#### What to do:
Which of the lines in the data below contain the string "this"? Copy each of them.

#### Material supplied:
== Segment start ==

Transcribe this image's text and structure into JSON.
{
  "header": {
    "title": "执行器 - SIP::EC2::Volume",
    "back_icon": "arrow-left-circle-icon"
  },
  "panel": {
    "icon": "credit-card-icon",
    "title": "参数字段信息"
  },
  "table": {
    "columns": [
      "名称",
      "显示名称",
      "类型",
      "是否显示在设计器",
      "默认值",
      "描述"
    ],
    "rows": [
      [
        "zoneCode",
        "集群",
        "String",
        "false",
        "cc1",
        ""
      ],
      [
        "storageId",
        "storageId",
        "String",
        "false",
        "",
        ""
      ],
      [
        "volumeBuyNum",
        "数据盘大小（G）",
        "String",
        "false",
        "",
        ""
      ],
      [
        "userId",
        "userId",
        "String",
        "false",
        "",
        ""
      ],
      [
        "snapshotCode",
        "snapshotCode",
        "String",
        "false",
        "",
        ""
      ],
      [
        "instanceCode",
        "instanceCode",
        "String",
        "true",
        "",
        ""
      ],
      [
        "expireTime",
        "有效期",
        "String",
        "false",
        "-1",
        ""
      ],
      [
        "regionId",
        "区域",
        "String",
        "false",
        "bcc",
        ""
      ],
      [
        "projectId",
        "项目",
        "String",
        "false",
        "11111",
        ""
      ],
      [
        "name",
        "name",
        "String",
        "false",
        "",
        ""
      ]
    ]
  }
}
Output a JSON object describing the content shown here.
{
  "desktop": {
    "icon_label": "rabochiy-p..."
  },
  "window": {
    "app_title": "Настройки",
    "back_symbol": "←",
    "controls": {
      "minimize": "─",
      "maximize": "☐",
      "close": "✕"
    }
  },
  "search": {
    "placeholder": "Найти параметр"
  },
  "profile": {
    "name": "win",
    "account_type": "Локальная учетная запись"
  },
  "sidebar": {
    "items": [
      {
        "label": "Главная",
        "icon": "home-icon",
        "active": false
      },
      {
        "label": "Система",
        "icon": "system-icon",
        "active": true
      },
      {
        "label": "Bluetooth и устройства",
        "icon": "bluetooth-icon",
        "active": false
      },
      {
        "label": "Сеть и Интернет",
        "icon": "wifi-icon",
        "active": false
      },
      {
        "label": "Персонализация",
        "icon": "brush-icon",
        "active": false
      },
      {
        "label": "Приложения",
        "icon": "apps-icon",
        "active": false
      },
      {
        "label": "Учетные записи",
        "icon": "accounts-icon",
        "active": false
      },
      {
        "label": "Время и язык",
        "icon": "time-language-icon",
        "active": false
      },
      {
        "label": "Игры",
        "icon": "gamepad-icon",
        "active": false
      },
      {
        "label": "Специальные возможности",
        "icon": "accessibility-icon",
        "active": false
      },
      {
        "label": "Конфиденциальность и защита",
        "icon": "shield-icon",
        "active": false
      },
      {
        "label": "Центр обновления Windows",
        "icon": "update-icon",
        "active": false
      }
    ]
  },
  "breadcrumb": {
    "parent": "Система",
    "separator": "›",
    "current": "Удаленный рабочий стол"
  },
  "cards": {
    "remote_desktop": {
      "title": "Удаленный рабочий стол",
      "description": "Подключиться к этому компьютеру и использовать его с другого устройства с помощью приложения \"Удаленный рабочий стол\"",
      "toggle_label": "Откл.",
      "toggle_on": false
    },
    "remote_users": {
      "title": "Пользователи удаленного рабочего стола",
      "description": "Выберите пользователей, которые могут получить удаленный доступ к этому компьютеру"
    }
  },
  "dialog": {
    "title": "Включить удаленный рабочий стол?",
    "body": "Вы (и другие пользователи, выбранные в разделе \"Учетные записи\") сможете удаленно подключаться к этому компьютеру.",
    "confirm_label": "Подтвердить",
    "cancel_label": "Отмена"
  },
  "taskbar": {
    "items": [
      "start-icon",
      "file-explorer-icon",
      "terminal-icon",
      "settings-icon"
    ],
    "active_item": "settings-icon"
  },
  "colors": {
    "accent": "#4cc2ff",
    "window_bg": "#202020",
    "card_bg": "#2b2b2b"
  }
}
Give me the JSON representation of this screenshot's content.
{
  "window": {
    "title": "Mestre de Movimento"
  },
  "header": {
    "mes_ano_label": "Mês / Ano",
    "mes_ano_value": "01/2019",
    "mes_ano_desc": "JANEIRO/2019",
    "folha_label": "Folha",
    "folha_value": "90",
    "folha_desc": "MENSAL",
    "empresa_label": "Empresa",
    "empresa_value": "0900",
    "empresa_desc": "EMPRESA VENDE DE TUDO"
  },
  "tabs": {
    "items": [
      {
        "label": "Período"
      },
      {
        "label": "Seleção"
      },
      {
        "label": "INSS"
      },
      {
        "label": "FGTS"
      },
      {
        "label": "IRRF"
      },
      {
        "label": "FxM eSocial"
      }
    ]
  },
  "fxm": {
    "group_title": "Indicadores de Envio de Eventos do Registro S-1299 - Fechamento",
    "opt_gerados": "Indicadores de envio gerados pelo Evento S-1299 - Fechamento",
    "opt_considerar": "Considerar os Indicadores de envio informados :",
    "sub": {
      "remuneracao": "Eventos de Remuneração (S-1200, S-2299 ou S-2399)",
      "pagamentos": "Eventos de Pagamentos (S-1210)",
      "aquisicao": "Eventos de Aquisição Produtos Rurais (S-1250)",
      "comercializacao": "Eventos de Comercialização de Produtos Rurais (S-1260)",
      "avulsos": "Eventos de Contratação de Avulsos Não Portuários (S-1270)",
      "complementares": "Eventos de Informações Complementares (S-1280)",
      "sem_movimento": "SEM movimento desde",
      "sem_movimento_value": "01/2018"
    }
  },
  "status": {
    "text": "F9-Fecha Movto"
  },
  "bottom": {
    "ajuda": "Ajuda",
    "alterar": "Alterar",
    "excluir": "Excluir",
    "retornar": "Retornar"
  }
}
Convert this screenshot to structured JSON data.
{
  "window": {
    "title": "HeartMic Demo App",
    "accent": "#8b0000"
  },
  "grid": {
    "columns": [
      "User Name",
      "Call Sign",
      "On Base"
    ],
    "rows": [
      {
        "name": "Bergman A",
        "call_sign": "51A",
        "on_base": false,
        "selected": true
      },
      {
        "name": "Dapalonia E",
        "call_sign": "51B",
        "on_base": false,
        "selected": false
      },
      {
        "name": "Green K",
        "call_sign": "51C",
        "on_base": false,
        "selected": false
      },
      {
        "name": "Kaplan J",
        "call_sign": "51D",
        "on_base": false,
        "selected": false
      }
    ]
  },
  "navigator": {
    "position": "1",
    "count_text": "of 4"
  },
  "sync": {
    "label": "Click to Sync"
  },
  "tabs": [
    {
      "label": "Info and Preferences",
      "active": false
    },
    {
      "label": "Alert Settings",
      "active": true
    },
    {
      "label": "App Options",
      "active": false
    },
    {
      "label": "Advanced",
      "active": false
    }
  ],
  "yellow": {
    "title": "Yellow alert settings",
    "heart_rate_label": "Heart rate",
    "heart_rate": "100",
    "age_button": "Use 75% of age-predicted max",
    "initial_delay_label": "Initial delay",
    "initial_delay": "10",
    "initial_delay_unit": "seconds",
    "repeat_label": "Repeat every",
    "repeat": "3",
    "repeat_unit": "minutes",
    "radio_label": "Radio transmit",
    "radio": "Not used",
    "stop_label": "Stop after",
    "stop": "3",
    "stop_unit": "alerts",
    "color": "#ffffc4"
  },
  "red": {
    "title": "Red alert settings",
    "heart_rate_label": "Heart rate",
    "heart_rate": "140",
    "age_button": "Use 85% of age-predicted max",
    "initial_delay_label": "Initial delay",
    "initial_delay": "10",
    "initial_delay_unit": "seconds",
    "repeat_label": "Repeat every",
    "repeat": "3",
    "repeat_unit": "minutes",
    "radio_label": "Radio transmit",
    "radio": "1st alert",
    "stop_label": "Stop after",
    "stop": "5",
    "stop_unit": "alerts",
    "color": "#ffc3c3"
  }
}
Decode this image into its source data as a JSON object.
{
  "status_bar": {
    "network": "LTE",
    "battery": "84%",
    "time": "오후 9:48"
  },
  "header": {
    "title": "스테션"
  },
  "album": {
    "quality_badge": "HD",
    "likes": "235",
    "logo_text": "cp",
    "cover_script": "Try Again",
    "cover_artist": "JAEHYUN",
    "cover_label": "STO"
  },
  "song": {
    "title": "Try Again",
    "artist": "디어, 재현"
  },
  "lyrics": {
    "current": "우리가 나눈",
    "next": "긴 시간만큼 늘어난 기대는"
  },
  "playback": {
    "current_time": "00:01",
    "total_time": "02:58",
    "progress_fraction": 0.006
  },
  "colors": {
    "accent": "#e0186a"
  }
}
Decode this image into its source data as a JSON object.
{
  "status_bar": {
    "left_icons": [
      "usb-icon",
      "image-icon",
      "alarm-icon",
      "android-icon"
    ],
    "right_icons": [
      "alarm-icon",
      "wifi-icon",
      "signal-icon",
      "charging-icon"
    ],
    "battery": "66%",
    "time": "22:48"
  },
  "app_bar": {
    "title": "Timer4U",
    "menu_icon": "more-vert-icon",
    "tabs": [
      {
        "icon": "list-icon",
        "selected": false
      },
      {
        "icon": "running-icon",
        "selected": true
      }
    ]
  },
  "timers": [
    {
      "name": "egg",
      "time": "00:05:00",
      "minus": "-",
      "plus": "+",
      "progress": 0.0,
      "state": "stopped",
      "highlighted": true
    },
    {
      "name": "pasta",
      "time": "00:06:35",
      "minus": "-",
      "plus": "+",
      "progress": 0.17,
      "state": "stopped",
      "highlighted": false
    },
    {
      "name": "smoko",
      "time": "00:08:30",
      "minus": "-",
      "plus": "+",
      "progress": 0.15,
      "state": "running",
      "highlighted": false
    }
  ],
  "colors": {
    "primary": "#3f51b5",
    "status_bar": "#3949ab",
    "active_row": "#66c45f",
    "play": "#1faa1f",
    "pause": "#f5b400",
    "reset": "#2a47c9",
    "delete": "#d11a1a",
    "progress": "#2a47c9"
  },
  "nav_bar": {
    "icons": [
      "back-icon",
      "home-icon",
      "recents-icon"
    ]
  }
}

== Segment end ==

#### Task response:
Transcribe this image's text and structure into JSON.
Give me the JSON representation of this screenshot's content.
Convert this screenshot to structured JSON data.
Decode this image into its source data as a JSON object.
Decode this image into its source data as a JSON object.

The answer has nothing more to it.